Awareness related to value-based health care among Brazilian Medical Students
Palavras-chave:Value-based health care, Medical students, Survey
Introduction: The steep global increase in healthcare costs demands a transition from the current fee-for-service to a Value-Based Health Care (VBHC) Model. According to Porter, value is defined as the outcomes that matter to patients over the costs for a full cycle of care. In order to build a solid basis for this change, it is imperative that the core concepts of VBHC are taught and discussed during and after medical school. The survey aimed at evaluating the degree of awareness related to VBHC among brazilian medical students and how that awareness would impact their professional future (primary objective). The secondary objective was to correlate intrinsic and extrinsic factors associated with the degree of awareness and exposure to VBHC.
Methodology: This was a cross-sectional, prospective study, conducted through online surveys and applied to students from Brazilian medical schools who agreed to participate. Categorical variables were presented as integers and percentages. For univariate analysis, we performed chi-square tests with a 5% significance level. All analyses were performed using software R version 3.6.0.
Results and Discussion: A total of 3,001 medical students from all Brazilian states completed the survey. Students were compared in 2 groups according to their awareness of VBHC, with 14% (426 respondents) declaring themselves familiar with VBHC concepts. An univariate analysis showed that medical students had contact with VBHC through classes, extracurricular activities, lectures and electronic sources. Students with a higher awareness of VBHC were more willing to share data on outcomes and costs related to their clinical practice for the benefit of cost reduction and quality improvement, if data were anonymous (57.04%) compared to those with no contact with VBHC (48.12%). Similarly, those with higher awareness of VBHC were more open to be evaluated and ranked by patients (32.86%), as long as data were anonymized, against 25.36% of those not familiar with the topic. VBHC enthusiasts were more inclined to pursue an MBA (19.95%), a career in management (11.74%) or research (17.14%) when compared to those with lower awareness (8.47%, 6.06% and 13.55%, respectively). Overall, students with higher awareness related to VBHC showed greater interest in areas beyond clinical practice, such as research, innovation, patient safety, quality, health economics, artificial intelligence and health policies.
Conclusion: Awareness related to VBHC is still low among medical students. In a transforming Healthcare system this is an essential topic to be discussed in medical schools in order to prepare future professionals for the new scenario they will face when entering this new healthcare market.
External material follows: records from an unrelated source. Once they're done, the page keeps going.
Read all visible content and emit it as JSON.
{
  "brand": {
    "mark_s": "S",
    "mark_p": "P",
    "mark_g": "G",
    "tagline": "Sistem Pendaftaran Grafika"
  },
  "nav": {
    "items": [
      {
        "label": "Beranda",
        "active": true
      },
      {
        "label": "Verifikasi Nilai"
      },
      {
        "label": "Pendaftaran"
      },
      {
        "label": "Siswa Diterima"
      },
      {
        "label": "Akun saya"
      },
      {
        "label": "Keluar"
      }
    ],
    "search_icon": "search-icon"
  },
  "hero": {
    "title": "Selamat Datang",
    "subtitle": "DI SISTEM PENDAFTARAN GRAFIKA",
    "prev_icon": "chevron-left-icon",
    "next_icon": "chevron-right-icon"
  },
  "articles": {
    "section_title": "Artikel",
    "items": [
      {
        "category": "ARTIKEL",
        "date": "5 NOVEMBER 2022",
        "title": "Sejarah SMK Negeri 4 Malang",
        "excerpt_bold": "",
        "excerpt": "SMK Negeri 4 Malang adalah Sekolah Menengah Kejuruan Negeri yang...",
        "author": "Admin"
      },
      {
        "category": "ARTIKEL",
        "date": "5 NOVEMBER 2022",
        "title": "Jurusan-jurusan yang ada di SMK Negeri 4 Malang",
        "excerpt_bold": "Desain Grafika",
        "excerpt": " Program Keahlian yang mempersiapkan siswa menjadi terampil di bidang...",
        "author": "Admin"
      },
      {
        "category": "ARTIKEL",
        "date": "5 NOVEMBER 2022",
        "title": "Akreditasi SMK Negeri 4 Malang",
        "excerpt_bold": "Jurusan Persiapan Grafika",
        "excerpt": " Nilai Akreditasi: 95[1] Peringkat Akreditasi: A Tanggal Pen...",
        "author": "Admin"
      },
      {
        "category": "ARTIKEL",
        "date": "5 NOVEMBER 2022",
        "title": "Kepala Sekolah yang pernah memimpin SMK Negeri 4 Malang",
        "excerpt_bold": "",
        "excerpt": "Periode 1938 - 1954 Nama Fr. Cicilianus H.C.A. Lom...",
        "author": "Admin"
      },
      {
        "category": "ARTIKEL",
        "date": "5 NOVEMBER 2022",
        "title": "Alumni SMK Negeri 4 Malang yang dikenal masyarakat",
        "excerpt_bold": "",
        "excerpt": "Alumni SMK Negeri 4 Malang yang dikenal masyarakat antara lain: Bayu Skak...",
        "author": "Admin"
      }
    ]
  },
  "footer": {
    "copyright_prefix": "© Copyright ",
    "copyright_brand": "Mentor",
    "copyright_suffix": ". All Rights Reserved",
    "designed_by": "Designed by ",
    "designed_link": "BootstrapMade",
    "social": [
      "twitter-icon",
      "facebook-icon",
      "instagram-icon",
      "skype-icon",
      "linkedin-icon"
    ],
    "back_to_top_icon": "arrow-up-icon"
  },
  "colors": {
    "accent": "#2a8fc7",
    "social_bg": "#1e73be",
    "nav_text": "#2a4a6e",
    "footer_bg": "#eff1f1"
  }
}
Although some students showed higher awareness related to VBHC, such awareness was mostly due to self-education efforts. It should be part of medical schools ́ responsibilities to provide education beyond clinical practice and research and include a deeper understanding of the healthcare system and strategies proposed to improve outcomes and costs and create value to patients, such as the proposed VBHC strategy.
Copyright (c) 2020 Fernanda Gushsken, Gustavo Hirt, Guilherme Borges Gomes da Silva, Daniel Heringer, Daniel Tavares Malheiro, Marcia Makdisse
Este trabalho está licenciado sob uma licença Creative Commons Attribution-ShareAlike 4.0 International License.